Sen. Elizabeth Warren (D-MA) displayed a different side of herself during a town hall event in Marion, Iowa, on Sunday, battling through tears as she embraced a young supporter who asked the presidential hopeful how she dealt with a lack of acceptance.
Warren held the town hall event in Marion over the weekend and took a question from Raelyn, a 17-year-old supporter, who broke into tears as she asked the senator if there was ever a time when someone in her life did not accept her.
“I was wondering if there was ever a time in your life where somebody you really looked up to maybe didn’t accept you as much,” Raelyn, who ABC News described as a “member of the LGBT community,” said as she began to cry. “And how you dealt with that?”
Warren used the opportunity to talk about her divorce from her first husband, Jim Warren, and the rift it caused between her and her mother.
“Yeah. My mother and I had very different views of how to build a future. She wanted me to marry well, and I really tried and it just didn’t work out,” Warren said.
“And there came a day when I had to call her and say, ‘This is over. I can’t make it work.’ And, uh, I heard the disappointment in her voice. I knew how she felt about it,” she continued with a shaky voice.
“But I also know it was the right thing to do. And sometimes you just gotta do what’s right inside and hope that maybe the rest of the world will come around to it,” Warren added, her voice still on the verge of tears.
“And maybe they will and maybe they won’t. But the truth is, you gotta take care of yourself first and do this,” she said, asking the girl to give her a hug.
Warren shared a clip of the emotional moment on social media:
I was asked at a town hall “if there was ever a time in your life where somebody you really looked up to maybe didn’t accept you as much?” Here’s my answer: pic.twitter.com/ariYPwvWQr
— Elizabeth Warren (@ewarren) December 2, 2019
Raelyn told ABC News that she was inspired to ask Warren the question after having conversations with family members over the holiday. She also told the outlet that she plans to be a precinct captain for Warren. It will be the first time she will be able to vote, given her young age.
“What got me involved with her was her care for the LGBTQ community. And it’s been a struggle with that, with people close to me,” Raelyn said, according to ABC News.

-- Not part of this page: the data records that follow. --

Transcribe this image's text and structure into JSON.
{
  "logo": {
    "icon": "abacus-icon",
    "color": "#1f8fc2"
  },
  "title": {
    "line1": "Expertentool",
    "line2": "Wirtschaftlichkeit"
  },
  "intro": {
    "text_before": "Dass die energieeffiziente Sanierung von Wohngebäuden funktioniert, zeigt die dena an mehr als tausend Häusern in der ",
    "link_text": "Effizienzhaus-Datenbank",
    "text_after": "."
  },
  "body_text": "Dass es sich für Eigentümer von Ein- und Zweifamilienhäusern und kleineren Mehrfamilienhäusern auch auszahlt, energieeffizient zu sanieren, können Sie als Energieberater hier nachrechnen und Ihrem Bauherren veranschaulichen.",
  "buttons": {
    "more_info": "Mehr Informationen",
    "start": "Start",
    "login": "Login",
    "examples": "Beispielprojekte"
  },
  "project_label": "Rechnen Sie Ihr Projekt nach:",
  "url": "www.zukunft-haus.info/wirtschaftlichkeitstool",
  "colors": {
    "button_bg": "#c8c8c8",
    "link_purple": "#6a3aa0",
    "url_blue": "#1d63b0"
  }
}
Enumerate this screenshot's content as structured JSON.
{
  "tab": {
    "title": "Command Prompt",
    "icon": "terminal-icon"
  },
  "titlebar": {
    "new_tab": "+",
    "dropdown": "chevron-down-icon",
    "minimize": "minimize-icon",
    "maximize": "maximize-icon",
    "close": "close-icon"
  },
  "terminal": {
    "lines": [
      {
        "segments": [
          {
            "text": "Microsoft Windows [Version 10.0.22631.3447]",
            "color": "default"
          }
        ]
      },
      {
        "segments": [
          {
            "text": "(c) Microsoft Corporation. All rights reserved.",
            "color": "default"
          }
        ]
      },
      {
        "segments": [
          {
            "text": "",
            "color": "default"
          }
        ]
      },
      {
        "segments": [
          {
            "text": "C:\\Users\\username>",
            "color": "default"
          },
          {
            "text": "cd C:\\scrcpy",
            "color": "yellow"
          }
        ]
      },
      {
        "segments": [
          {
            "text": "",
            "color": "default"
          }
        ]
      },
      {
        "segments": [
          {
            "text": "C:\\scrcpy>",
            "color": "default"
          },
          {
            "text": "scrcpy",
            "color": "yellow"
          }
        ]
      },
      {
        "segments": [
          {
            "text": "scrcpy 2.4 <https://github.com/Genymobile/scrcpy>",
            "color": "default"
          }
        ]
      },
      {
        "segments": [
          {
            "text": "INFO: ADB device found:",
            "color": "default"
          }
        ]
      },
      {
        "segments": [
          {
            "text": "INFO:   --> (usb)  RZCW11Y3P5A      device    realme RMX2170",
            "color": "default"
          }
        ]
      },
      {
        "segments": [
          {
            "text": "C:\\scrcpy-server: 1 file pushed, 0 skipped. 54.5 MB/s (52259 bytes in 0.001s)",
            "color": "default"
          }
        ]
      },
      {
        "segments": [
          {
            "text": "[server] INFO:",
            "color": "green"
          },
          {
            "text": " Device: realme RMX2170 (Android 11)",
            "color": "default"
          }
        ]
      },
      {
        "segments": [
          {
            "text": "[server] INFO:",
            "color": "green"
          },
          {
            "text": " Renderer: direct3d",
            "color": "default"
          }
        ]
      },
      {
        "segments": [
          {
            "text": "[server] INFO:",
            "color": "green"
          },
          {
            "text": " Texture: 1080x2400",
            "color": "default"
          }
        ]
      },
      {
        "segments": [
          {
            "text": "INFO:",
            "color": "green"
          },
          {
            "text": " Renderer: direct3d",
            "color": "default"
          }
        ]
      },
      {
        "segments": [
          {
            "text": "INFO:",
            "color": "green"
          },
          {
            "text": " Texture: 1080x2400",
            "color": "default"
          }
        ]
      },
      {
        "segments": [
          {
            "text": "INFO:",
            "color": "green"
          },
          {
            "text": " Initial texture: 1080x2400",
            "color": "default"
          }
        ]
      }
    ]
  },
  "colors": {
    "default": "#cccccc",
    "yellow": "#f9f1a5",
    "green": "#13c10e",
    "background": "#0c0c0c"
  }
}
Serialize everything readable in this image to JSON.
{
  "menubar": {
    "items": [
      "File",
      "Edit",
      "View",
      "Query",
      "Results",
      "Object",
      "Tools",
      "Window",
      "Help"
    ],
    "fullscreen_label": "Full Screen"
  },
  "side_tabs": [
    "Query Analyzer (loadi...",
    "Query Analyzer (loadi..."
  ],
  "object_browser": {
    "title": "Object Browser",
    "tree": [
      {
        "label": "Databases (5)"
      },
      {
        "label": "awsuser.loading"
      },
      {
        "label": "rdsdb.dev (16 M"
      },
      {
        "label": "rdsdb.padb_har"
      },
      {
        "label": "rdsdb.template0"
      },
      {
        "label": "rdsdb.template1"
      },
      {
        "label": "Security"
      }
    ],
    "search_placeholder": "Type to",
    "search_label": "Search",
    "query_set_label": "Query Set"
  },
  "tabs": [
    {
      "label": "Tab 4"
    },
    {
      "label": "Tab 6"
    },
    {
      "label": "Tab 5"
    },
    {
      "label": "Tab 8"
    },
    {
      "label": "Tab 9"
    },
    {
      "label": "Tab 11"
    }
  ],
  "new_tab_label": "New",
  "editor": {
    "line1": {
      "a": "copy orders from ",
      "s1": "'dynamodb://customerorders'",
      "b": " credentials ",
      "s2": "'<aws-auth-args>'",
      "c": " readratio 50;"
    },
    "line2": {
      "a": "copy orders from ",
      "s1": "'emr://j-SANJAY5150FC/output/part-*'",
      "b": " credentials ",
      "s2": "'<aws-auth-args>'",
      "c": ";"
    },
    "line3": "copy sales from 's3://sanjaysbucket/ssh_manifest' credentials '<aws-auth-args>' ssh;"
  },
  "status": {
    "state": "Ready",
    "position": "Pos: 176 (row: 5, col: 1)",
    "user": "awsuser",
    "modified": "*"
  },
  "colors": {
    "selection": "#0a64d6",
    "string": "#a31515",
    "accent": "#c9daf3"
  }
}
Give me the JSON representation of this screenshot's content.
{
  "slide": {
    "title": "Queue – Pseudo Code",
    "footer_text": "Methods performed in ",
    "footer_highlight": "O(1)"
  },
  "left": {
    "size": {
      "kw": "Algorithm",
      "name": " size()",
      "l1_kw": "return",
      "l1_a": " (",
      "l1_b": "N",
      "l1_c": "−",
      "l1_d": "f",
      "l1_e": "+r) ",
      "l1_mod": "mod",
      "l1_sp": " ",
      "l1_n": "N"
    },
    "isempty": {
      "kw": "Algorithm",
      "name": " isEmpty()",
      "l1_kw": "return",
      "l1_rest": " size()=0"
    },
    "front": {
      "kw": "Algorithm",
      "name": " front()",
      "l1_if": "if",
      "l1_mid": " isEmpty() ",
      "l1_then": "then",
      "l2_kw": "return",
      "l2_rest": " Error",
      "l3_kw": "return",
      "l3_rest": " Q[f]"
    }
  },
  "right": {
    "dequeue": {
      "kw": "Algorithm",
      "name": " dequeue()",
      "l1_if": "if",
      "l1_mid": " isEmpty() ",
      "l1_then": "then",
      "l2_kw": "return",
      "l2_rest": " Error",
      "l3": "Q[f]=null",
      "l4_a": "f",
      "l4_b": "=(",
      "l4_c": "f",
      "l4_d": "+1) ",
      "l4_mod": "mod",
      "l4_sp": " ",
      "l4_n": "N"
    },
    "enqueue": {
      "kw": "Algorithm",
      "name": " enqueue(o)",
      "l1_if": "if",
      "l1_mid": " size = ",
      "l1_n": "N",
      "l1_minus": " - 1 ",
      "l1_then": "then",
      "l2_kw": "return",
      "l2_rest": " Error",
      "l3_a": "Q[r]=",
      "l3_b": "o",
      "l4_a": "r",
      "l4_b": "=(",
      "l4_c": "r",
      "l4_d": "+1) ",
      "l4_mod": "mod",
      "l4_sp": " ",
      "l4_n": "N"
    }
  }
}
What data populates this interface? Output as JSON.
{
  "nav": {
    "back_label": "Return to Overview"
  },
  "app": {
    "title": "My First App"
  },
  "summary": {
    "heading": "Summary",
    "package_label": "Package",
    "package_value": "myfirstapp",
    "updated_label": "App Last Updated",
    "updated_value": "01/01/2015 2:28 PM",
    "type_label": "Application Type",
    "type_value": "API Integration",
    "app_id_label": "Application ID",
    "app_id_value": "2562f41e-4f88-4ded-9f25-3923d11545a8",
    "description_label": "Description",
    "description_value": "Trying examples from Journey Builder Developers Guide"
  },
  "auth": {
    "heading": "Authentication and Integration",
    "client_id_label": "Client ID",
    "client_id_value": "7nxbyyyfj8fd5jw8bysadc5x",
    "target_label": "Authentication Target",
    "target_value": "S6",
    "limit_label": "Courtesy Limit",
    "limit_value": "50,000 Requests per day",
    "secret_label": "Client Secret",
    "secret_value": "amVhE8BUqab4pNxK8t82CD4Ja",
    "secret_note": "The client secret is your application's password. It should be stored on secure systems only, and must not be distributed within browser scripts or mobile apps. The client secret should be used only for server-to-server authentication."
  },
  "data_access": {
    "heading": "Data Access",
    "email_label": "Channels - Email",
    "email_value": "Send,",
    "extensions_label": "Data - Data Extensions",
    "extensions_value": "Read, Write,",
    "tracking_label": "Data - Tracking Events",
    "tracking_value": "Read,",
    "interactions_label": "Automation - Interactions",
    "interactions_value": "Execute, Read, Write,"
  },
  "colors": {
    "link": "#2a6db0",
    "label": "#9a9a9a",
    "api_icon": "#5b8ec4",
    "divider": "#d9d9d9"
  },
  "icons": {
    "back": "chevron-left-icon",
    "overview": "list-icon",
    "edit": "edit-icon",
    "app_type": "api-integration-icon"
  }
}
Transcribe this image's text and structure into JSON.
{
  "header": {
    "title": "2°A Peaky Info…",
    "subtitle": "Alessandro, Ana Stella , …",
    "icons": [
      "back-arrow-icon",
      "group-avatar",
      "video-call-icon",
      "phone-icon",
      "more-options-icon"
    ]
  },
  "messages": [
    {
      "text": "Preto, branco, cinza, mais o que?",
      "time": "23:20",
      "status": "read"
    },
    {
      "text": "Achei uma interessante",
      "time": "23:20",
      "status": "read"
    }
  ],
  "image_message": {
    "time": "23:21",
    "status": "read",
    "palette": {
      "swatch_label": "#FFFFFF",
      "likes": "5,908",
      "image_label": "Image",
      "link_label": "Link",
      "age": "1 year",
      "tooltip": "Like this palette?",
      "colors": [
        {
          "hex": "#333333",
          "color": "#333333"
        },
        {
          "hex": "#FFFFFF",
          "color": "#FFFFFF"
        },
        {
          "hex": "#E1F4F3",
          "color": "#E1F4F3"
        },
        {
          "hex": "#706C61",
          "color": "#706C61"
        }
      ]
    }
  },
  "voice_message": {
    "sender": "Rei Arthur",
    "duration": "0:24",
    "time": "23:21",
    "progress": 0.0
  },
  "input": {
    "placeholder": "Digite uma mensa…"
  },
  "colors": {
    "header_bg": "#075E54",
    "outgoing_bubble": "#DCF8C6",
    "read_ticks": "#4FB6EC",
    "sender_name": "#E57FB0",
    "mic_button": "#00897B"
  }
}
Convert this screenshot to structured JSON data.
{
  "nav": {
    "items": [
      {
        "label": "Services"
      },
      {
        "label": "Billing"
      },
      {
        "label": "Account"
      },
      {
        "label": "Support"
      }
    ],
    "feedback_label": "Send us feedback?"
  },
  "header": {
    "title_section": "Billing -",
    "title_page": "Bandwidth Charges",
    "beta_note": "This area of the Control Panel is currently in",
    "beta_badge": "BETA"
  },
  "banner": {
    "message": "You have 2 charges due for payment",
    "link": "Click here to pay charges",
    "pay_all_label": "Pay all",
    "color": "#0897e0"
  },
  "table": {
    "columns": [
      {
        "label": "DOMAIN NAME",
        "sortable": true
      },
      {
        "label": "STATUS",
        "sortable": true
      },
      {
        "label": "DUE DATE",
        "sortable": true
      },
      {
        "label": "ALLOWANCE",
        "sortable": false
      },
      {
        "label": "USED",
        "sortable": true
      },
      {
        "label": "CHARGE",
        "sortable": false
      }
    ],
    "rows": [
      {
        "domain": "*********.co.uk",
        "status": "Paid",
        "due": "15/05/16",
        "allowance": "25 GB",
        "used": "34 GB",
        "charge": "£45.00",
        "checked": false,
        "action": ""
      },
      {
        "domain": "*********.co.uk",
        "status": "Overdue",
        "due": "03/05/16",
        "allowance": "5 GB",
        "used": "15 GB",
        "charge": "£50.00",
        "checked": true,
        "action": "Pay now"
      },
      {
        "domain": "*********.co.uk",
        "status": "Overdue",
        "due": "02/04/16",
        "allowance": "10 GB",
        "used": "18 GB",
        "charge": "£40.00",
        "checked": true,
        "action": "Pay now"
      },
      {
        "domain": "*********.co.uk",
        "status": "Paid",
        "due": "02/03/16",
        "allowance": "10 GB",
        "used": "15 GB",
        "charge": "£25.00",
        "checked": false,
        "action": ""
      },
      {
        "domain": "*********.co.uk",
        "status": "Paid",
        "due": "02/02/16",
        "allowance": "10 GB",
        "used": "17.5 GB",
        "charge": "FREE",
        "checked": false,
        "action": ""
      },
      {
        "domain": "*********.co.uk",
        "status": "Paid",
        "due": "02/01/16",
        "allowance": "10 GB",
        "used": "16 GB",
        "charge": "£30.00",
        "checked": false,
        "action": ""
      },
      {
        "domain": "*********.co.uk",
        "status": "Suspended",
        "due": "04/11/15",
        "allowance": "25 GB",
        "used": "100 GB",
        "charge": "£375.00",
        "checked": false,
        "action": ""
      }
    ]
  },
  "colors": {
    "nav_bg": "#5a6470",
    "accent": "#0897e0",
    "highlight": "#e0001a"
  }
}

“And I just — she’s just, she gives me hope, which is not something that I’ve really had with other politicians, and I’ve followed politics for a while,” she continued, emphasizing her belief that Warren “cares about the people she talks about” and “actually genuinely cares about what she’s saying.”
Warren’s sweep through Iowa follows her battle to regain her lead in the Hawkeye State. The current RealClearPolitics average shows the presidential hopeful neck and neck with Sen. Bernie Sanders (I-VT) for second place, while Mayor Pete Buttigieg (D) remains the clear front-runner.